Pages

Friday, March 21, 2008

Nokia N800 & N810: Word processing with Notes and Google Documents

Word Processing on the Nokia N800 & N810

There are two main ways to do word processing on the internet tablets: using a word processing application installed on the tablet, or using a word processing application hosted on a website.

This tutorial will look at the two easiest options: the built-in Notes application, and the online application Google Documents.


Some general hints on entering text on the N800 and N810

- You can enter text on the tablets using their on-screen keyboards (a small one for styluses, a big one for fingers), or the built-in physical keyboard of the N810, or using a wireless Bluetooth full-size keyboard. The best option for large amounts of typing is a Bluetooth keyboard as it has proper full-size keys. Click here to read our tutorial on using Bluetooth keyboards with tablets.

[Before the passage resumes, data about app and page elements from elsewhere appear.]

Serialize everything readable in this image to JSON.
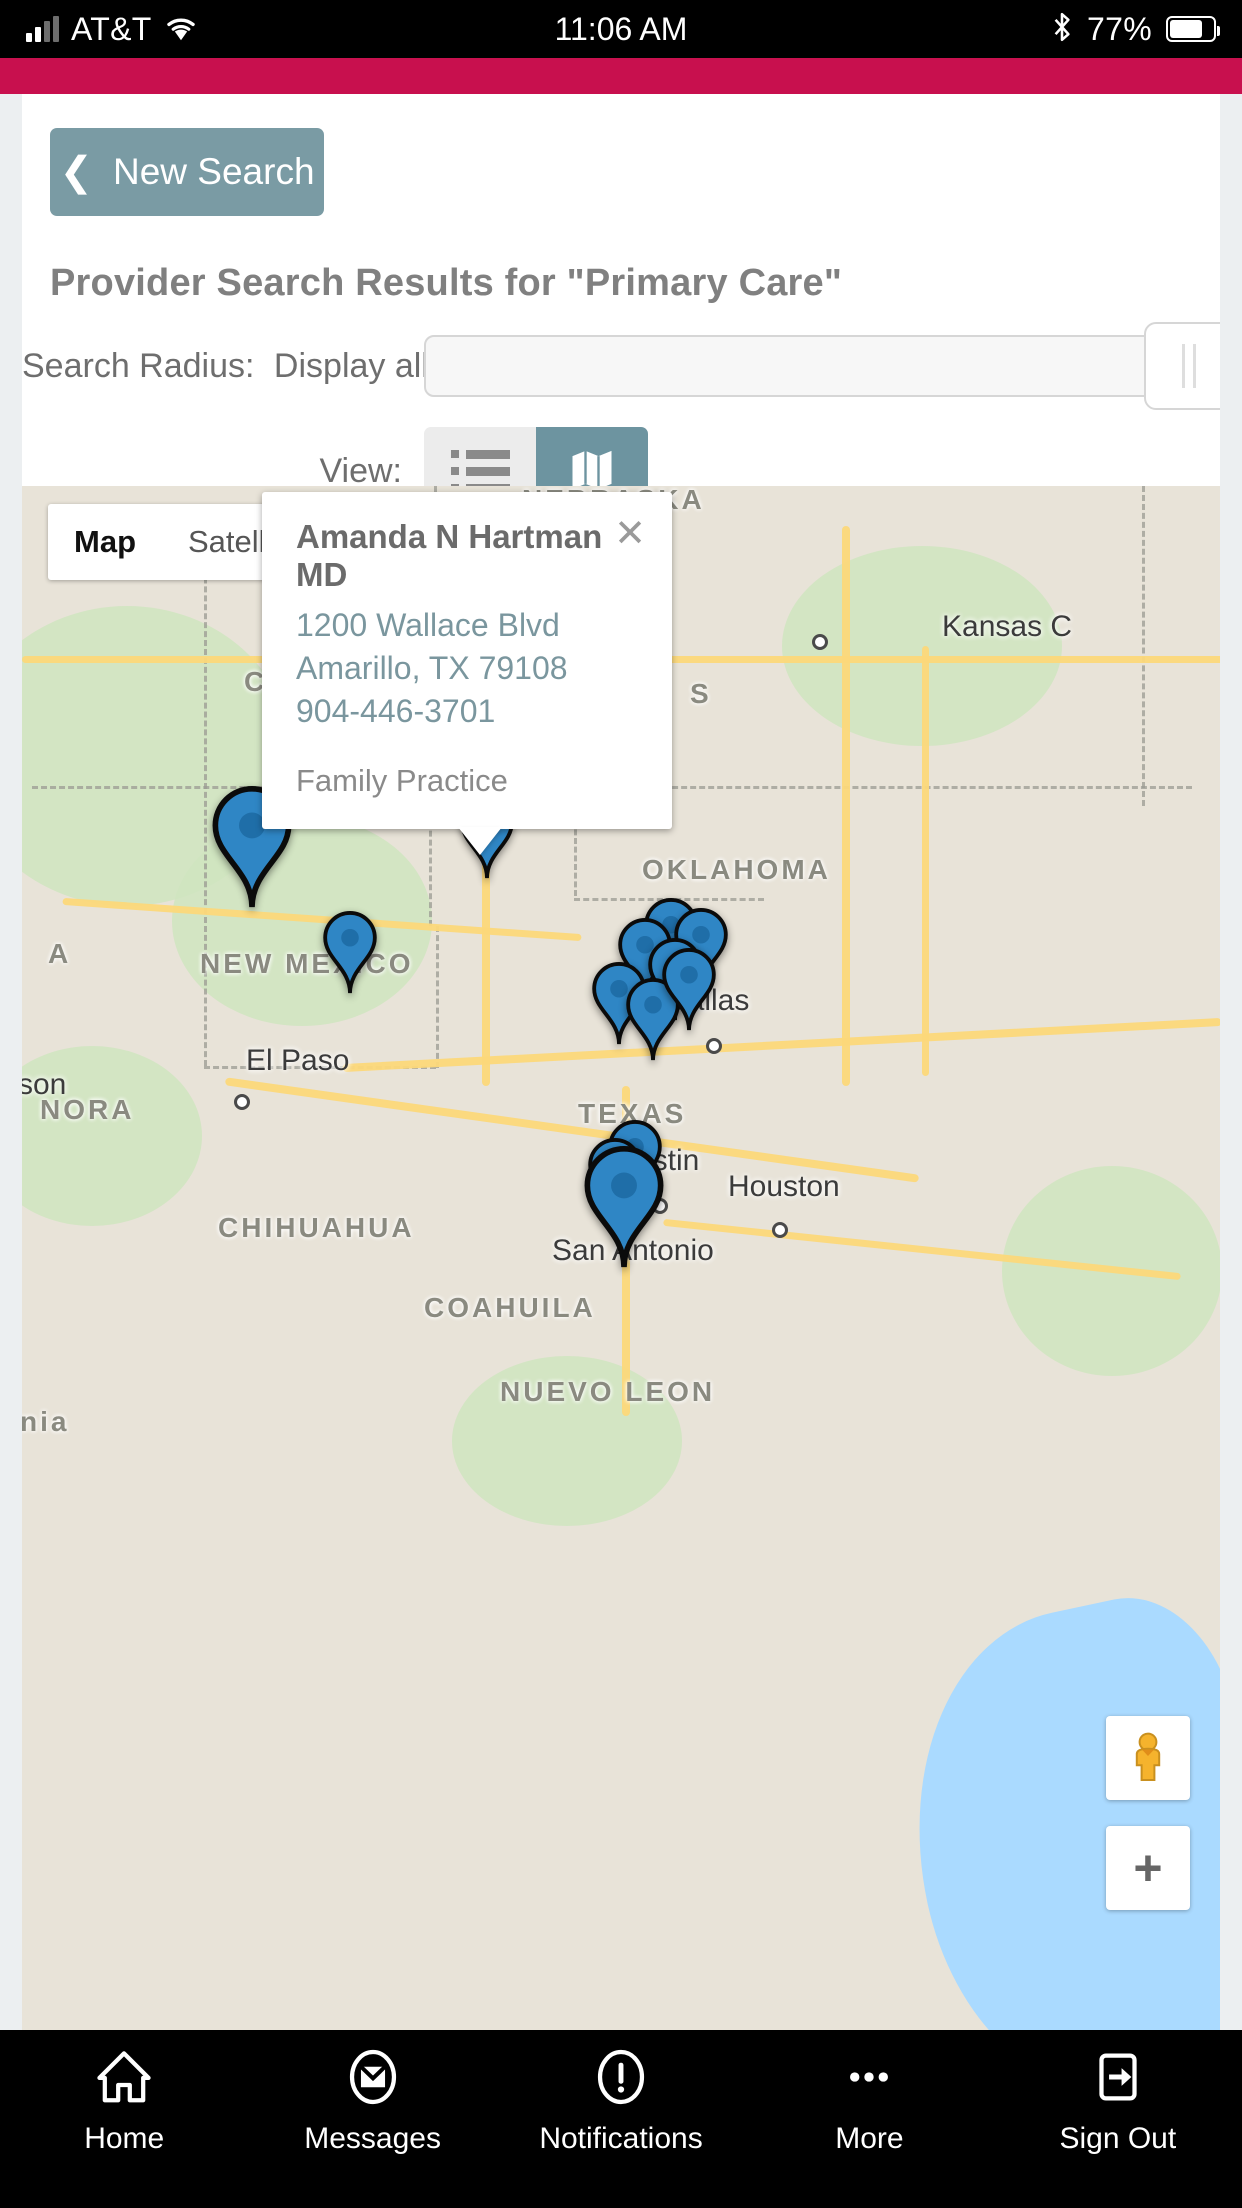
{
  "status_bar": {
    "carrier": "AT&T",
    "time": "11:06 AM",
    "battery_percent": "77%",
    "signal_icon": "cellular-signal-icon",
    "wifi_icon": "wifi-icon",
    "bluetooth_icon": "bluetooth-icon",
    "battery_icon": "battery-icon"
  },
  "brand": {
    "color": "#c8104e"
  },
  "header": {
    "new_search_label": "New Search",
    "back_chevron_icon": "chevron-left-icon",
    "results_title": "Provider Search Results for \"Primary Care\"",
    "radius_label": "Search Radius:",
    "radius_value": "Display all",
    "view_label": "View:",
    "list_view_icon": "list-icon",
    "map_view_icon": "map-icon",
    "active_view": "map"
  },
  "map": {
    "map_type_tabs": [
      {
        "label": "Map",
        "active": true
      },
      {
        "label": "Satellite",
        "active": false
      }
    ],
    "region_labels": [
      "NEBRASKA",
      "COL",
      "OKLAHOMA",
      "NEW MEXICO",
      "TEXAS",
      "CHIHUAHUA",
      "COAHUILA",
      "NUEVO LEON",
      "NORA",
      "A",
      "S",
      "nia"
    ],
    "city_labels": [
      "Kansas C",
      "Dallas",
      "El Paso",
      "son",
      "ustin",
      "Houston",
      "San Antonio"
    ],
    "pegman_icon": "pegman-street-view-icon",
    "zoom_in_label": "+",
    "zoom_in_icon": "plus-icon",
    "marker_icon": "map-pin-icon",
    "marker_count": 14
  },
  "info_window": {
    "provider_name": "Amanda N Hartman MD",
    "address_line1": "1200 Wallace Blvd",
    "address_line2": "Amarillo, TX 79108",
    "phone": "904-446-3701",
    "specialty": "Family Practice",
    "close_icon": "close-icon",
    "close_label": "✕"
  },
  "bottom_nav": [
    {
      "label": "Home",
      "icon": "home-icon"
    },
    {
      "label": "Messages",
      "icon": "envelope-icon"
    },
    {
      "label": "Notifications",
      "icon": "alert-circle-icon"
    },
    {
      "label": "More",
      "icon": "ellipsis-icon"
    },
    {
      "label": "Sign Out",
      "icon": "sign-out-icon"
    }
  ],
  "colors": {
    "brand": "#c8104e",
    "accent_teal": "#7a9ba4",
    "marker_blue": "#2f86c5"
  }
}
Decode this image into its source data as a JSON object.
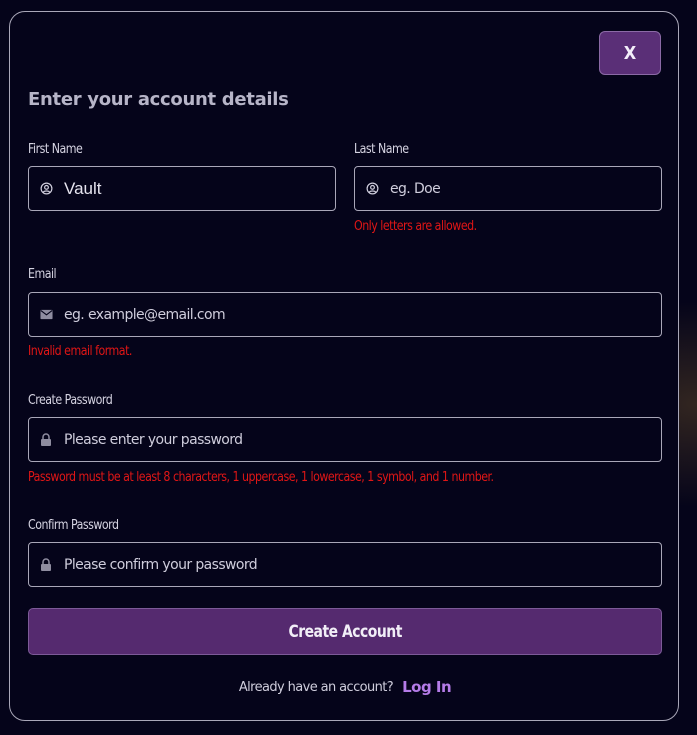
{
  "modal": {
    "close_label": "X",
    "title": "Enter your account details"
  },
  "form": {
    "first_name": {
      "label": "First Name",
      "value": "Vault",
      "placeholder": "",
      "icon": "user-circle-icon"
    },
    "last_name": {
      "label": "Last Name",
      "value": "",
      "placeholder": "eg. Doe",
      "icon": "user-circle-icon",
      "error": "Only letters are allowed."
    },
    "email": {
      "label": "Email",
      "value": "",
      "placeholder": "eg. example@email.com",
      "icon": "mail-icon",
      "error": "Invalid email format."
    },
    "password": {
      "label": "Create Password",
      "value": "",
      "placeholder": "Please enter your password",
      "icon": "lock-icon",
      "error": "Password must be at least 8 characters, 1 uppercase, 1 lowercase, 1 symbol, and 1 number."
    },
    "confirm_password": {
      "label": "Confirm Password",
      "value": "",
      "placeholder": "Please confirm your password",
      "icon": "lock-icon"
    },
    "submit_label": "Create Account"
  },
  "footer": {
    "prompt": "Already have an account?",
    "login_label": "Log In"
  },
  "colors": {
    "background": "#05041a",
    "accent": "#552a6f",
    "link": "#b57ce8",
    "error": "#e01616",
    "border": "#a9a7b8"
  }
}
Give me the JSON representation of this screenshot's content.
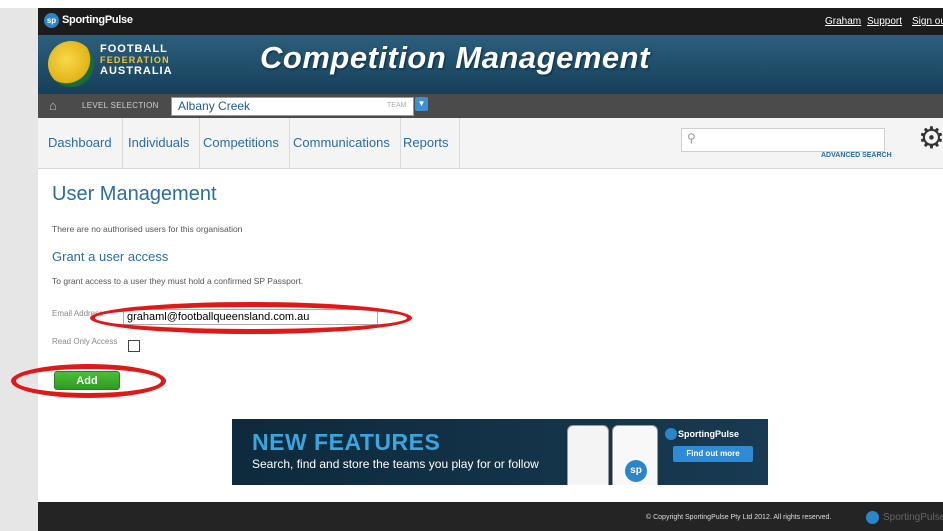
{
  "topbar": {
    "brand": "SportingPulse",
    "logo_text": "sp",
    "links": [
      "Graham",
      "Support",
      "Sign out"
    ]
  },
  "banner": {
    "org_line1": "FOOTBALL",
    "org_line2": "FEDERATION",
    "org_line3": "AUSTRALIA",
    "title": "Competition Management"
  },
  "levelbar": {
    "label": "LEVEL SELECTION",
    "value": "Albany Creek",
    "type": "TEAM",
    "dropdown_icon": "chevron-down-icon"
  },
  "nav": {
    "items": [
      "Dashboard",
      "Individuals",
      "Competitions",
      "Communications",
      "Reports"
    ],
    "search_placeholder": "",
    "advanced_search": "ADVANCED SEARCH"
  },
  "main": {
    "page_title": "User Management",
    "no_users_text": "There are no authorised users for this organisation",
    "section_title": "Grant a user access",
    "instruction": "To grant access to a user they must hold a confirmed SP Passport.",
    "email_label": "Email Address",
    "email_value": "grahaml@footballqueensland.com.au",
    "readonly_label": "Read Only Access",
    "add_button": "Add"
  },
  "ad": {
    "title": "NEW FEATURES",
    "subtitle": "Search, find and store the teams you play for or follow",
    "brand": "SportingPulse",
    "button": "Find out more",
    "logo_text": "sp"
  },
  "footer": {
    "copyright": "© Copyright SportingPulse Pty Ltd  2012.  All rights reserved.",
    "brand": "SportingPulse"
  },
  "colors": {
    "accent_blue": "#2a6ca3",
    "add_green": "#3aaa2e",
    "annotation_red": "#e01818"
  }
}
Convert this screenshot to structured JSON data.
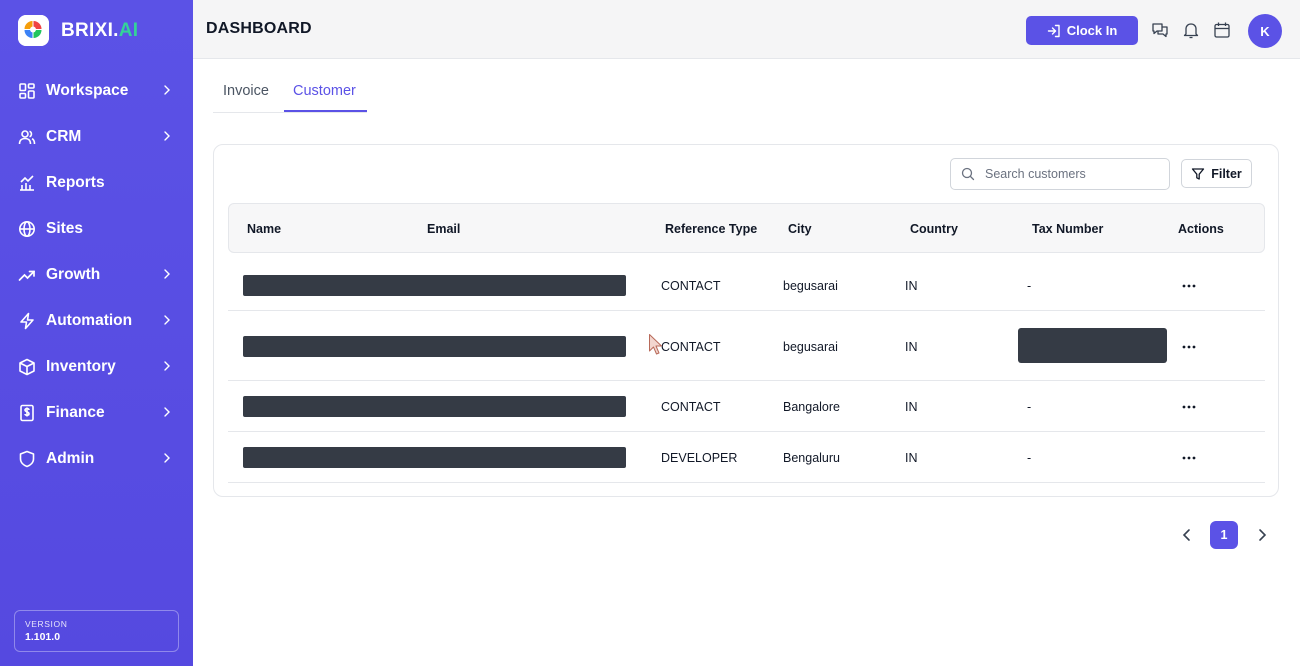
{
  "brand": {
    "name_main": "BRIXI.",
    "name_accent": "AI",
    "accent_color": "#34d399",
    "primary_color": "#5b52e6"
  },
  "sidebar": {
    "items": [
      {
        "label": "Workspace",
        "icon": "grid-icon",
        "has_chevron": true
      },
      {
        "label": "CRM",
        "icon": "users-icon",
        "has_chevron": true
      },
      {
        "label": "Reports",
        "icon": "chart-icon",
        "has_chevron": false
      },
      {
        "label": "Sites",
        "icon": "globe-icon",
        "has_chevron": false
      },
      {
        "label": "Growth",
        "icon": "trending-up-icon",
        "has_chevron": true
      },
      {
        "label": "Automation",
        "icon": "lightning-icon",
        "has_chevron": true
      },
      {
        "label": "Inventory",
        "icon": "box-icon",
        "has_chevron": true
      },
      {
        "label": "Finance",
        "icon": "dollar-doc-icon",
        "has_chevron": true
      },
      {
        "label": "Admin",
        "icon": "shield-icon",
        "has_chevron": true
      }
    ],
    "version_label": "VERSION",
    "version_value": "1.101.0"
  },
  "header": {
    "title": "DASHBOARD",
    "clock_in_label": "Clock In",
    "avatar_initial": "K"
  },
  "tabs": [
    {
      "label": "Invoice",
      "active": false
    },
    {
      "label": "Customer",
      "active": true
    }
  ],
  "toolbar": {
    "search_placeholder": "Search customers",
    "filter_label": "Filter"
  },
  "table": {
    "columns": [
      "Name",
      "Email",
      "Reference Type",
      "City",
      "Country",
      "Tax Number",
      "Actions"
    ],
    "rows": [
      {
        "name": "",
        "email": "",
        "reference_type": "CONTACT",
        "city": "begusarai",
        "country": "IN",
        "tax_number": "-"
      },
      {
        "name": "",
        "email": "",
        "reference_type": "CONTACT",
        "city": "begusarai",
        "country": "IN",
        "tax_number": ""
      },
      {
        "name": "",
        "email": "",
        "reference_type": "CONTACT",
        "city": "Bangalore",
        "country": "IN",
        "tax_number": "-"
      },
      {
        "name": "",
        "email": "",
        "reference_type": "DEVELOPER",
        "city": "Bengaluru",
        "country": "IN",
        "tax_number": "-"
      }
    ]
  },
  "pagination": {
    "current_page": "1"
  }
}
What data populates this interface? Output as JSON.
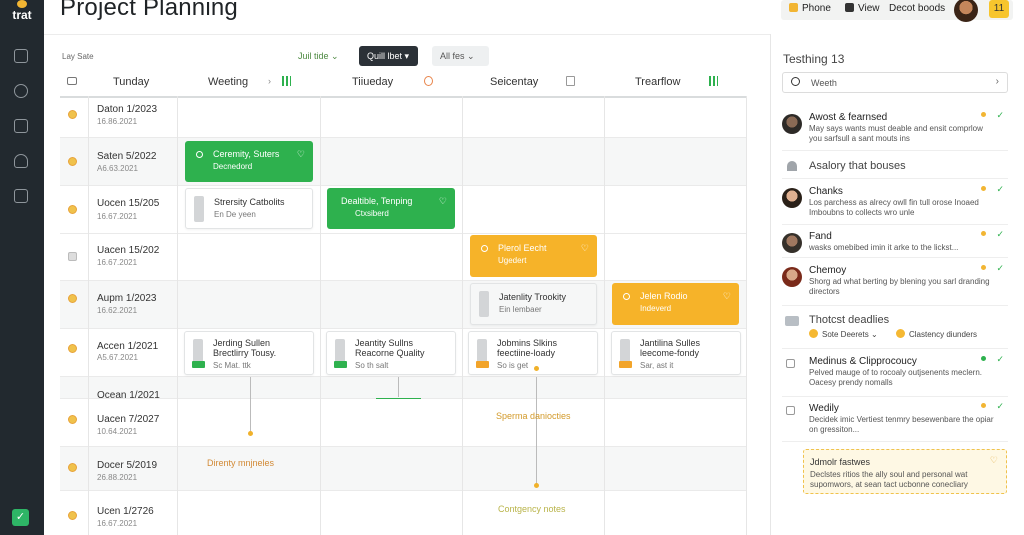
{
  "app": {
    "logo_text": "trat",
    "title": "Project Planning"
  },
  "topbar": {
    "phone": "Phone",
    "view": "View",
    "decor": "Decot boods",
    "badge": "11"
  },
  "toolbar": {
    "label": "Lay Sate",
    "filter1": "Juil tide",
    "filter2": "Quill lbet",
    "filter3": "All fes"
  },
  "columns": [
    "Tunday",
    "Weeting",
    "Tiiueday",
    "Seicentay",
    "Trearflow"
  ],
  "rows": [
    {
      "title": "Daton 1/2023",
      "sub": "16.86.2021"
    },
    {
      "title": "Saten 5/2022",
      "sub": "A6.63.2021"
    },
    {
      "title": "Uocen 15/205",
      "sub": "16.67.2021"
    },
    {
      "title": "Uacen 15/202",
      "sub": "16.67.2021"
    },
    {
      "title": "Aupm 1/2023",
      "sub": "16.62.2021"
    },
    {
      "title": "Accen 1/2021",
      "sub": "A5.67.2021"
    },
    {
      "title": "Ocean 1/2021",
      "sub": ""
    },
    {
      "title": "Uacen 7/2027",
      "sub": "10.64.2021"
    },
    {
      "title": "Docer 5/2019",
      "sub": "26.88.2021"
    },
    {
      "title": "Ucen 1/2726",
      "sub": "16.67.2021"
    }
  ],
  "cards": {
    "c1": {
      "title": "Ceremity, Suters",
      "sub": "Decnedord"
    },
    "c2": {
      "title": "Strersity Catbolits",
      "sub": "En De yeen"
    },
    "c3": {
      "title": "Dealtible, Tenping",
      "sub": "Ctxsiberd"
    },
    "c4": {
      "title": "Plerol Eecht",
      "sub": "Ugedert"
    },
    "c5": {
      "title": "Jatenlity Trookity",
      "sub": "Ein lembaer"
    },
    "c6": {
      "title": "Jelen Rodio",
      "sub": "Indeverd"
    },
    "c7": {
      "title": "Jerding Sullen",
      "title2": "Brectlirry Tousy.",
      "sub": "Sc Mat. ttk"
    },
    "c8": {
      "title": "Jeantity Sullns",
      "title2": "Reacorne Quality",
      "sub": "So th salt"
    },
    "c9": {
      "title": "Jobmins Slkins",
      "title2": "feectiine-loady",
      "sub": "So is get"
    },
    "c10": {
      "title": "Jantilina Sulles",
      "title2": "leecome-fondy",
      "sub": "Sar, ast it"
    }
  },
  "notes": {
    "n1": "Sperma daniocties",
    "n2": "Direnty mnjneles",
    "n3": "Contgency notes"
  },
  "panel": {
    "title": "Testhing 13",
    "search": "Weeth",
    "m1": {
      "name": "Awost & fearnsed",
      "body": "May says wants must deable and ensit comprlow you sarfsull a sant mouts ins"
    },
    "sect1": "Asalory that bouses",
    "m2": {
      "name": "Chanks",
      "body": "Los parchess as alrecy owll fin tull orose Inoaed Imboubns to collects wro unle"
    },
    "m3": {
      "name": "Fand",
      "body": "wasks omebibed imin it arke to the lickst..."
    },
    "m4": {
      "name": "Chemoy",
      "body": "Shorg ad what berting by blening you sarl dranding directors"
    },
    "sect2": "Thotcst deadlies",
    "chip1": "Sote Deerets",
    "chip2": "Clastency diunders",
    "m5": {
      "name": "Medinus & Clipprocoucy",
      "body": "Pelved mauge of to rocoaly outjsenents meclern. Oacesy prendy nomalls"
    },
    "m6": {
      "name": "Wedily",
      "body": "Decidek imic Vertiest tenmry besewenbare the opiar on gressiton..."
    },
    "box": {
      "title": "Jdmolr fastwes",
      "body": "Declstes ritios the ally soul and personal wat supomwors, at sean tact ucbonne conecliary"
    }
  },
  "colors": {
    "accent_green": "#2eb14e",
    "accent_orange": "#f6b329",
    "rail": "#22292f"
  }
}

- You can activate the large on-screen keyboard by clicking on the text entry area and then pressing the button in the middle of the direction pad.

- Whatever application or text entry method you use, remember that you have to click on the area where you're going to enter the text, so that the cursor appears in that area.

- If you ever want to highlight text you just need to move a stylus or finger across it. See the video above for examples of this in action. If you are using the N810's built-in keyboard or a Bluetooth keyboard, you can also highlight text by holding down shift and moving the cursor across the text you want to highlight.

- If you are using the N810's keyboard or a Bluetooth keyboard, you can cut text by highlighting it and pressing Ctrl and X, you can copy text with Ctrl and C, and pasted text with Ctrl and V. These are the same shortcuts used on most PC applications.

- You can usually increase the size of a word processor's text entry area by pressing the tablet's "Full Screen" button on the top edge.


Notes - A simple built-in word processor

If all you want to do is write text with a little bit of formatting (fonts, font sizes, bold, underline, italic etc) then Notes is a perfectly reasonable application for that purpose.

To access it:

1. Click on the Applications icon (the green squares on the left)

2. Click on "Utilities"

3. Click on "Notes"

Click on the main view to edit text, and start typing. The icons and menus at the bottom of the screen handle most of the formatting functions and can be seen demonstrated in the video above. There's also a menu at the top of the Notes screen lablled "Notes" which contains a few more options such as text alignment and file format.

The "Notes" menu also lets you send the document by e-mail using the tablet's built-in e-mail application: click on "Notes", then "Note", then "Send", then "Via E-mail". Alternatively, you can attach the document yourself within whichever e-mail application you use.


Google Documents - An online word processor

Google Documents is significantly slower to load than Notes because it runs on Google's own servers rather than on the tablet. However, the online approach used by Google Documents can bring some significant advantages over normal word processing applications:

- It lets you use exactly the same word processor on your PC and tablet.

- Because Google Documents stores your files online, it doesn't matter which computer you access your Google Docs account from, the same set of documents will always be visible and up-to-date.

- It lets several people collaborate on a single document, by giving each other permission to access the same file within the application.

- You can publish documents online instantly through Google Documents, either as a web page or as an entry on a blog.

You access Google Documents on the tablets just like you do on a PC, by opening a new web browser window (from the globe icon on the left) and visiting the address docs.google.com You can access it using your Gmail username and password, or you can register as a new user if you don't use Gmail.

To start a new document, click on the "New" menu on the left of the screen and select "Document", which will open in a new window. To edit an existing document, simply click on its title on the page you see when you log in to Google Documents.

Google Documents automatically saves documents while you're working on them, and even automatically names them using the first line of text that you type. If you want to manually save the file, click on the grey "File" button on the left of the screen and select "Save".

As you may have noticed if you've tried it, Google Documents is far more advanced and complex than Notes, so if you find yourself confused it's worth paying a visit to their Help section, by clicking on "Help" in the top right hand corner of the screen.